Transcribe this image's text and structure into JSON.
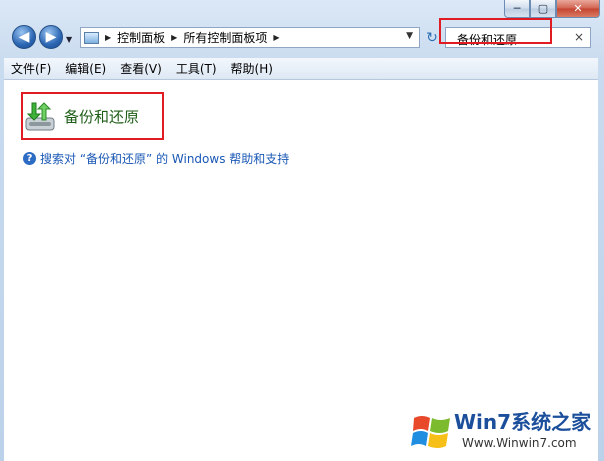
{
  "window": {
    "caption": {
      "minimize": "─",
      "maximize": "▢",
      "close": "✕"
    }
  },
  "nav": {
    "back_icon": "back-arrow-icon",
    "forward_icon": "forward-arrow-icon",
    "breadcrumb": [
      "控制面板",
      "所有控制面板项"
    ],
    "search": {
      "value": "备份和还原",
      "clear": "×"
    }
  },
  "menu": {
    "items": [
      "文件(F)",
      "编辑(E)",
      "查看(V)",
      "工具(T)",
      "帮助(H)"
    ]
  },
  "content": {
    "result_title": "备份和还原",
    "help_link": "搜索对 “备份和还原” 的 Windows 帮助和支持"
  },
  "watermark": {
    "brand": "Win7系统之家",
    "url": "Www.Winwin7.com"
  },
  "colors": {
    "highlight": "#e01b22",
    "link": "#1a58b5",
    "result_title": "#1e5e17"
  }
}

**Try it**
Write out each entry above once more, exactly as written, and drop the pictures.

**The completed task**
Transcribe this image's text and structure into JSON.
{
  "window": {
    "caption": {
      "minimize": "─",
      "maximize": "▢",
      "close": "✕"
    }
  },
  "nav": {
    "back_icon": "back-arrow-icon",
    "forward_icon": "forward-arrow-icon",
    "breadcrumb": [
      "控制面板",
      "所有控制面板项"
    ],
    "search": {
      "value": "备份和还原",
      "clear": "×"
    }
  },
  "menu": {
    "items": [
      "文件(F)",
      "编辑(E)",
      "查看(V)",
      "工具(T)",
      "帮助(H)"
    ]
  },
  "content": {
    "result_title": "备份和还原",
    "help_link": "搜索对 “备份和还原” 的 Windows 帮助和支持"
  },
  "watermark": {
    "brand": "Win7系统之家",
    "url": "Www.Winwin7.com"
  },
  "colors": {
    "highlight": "#e01b22",
    "link": "#1a58b5",
    "result_title": "#1e5e17"
  }
}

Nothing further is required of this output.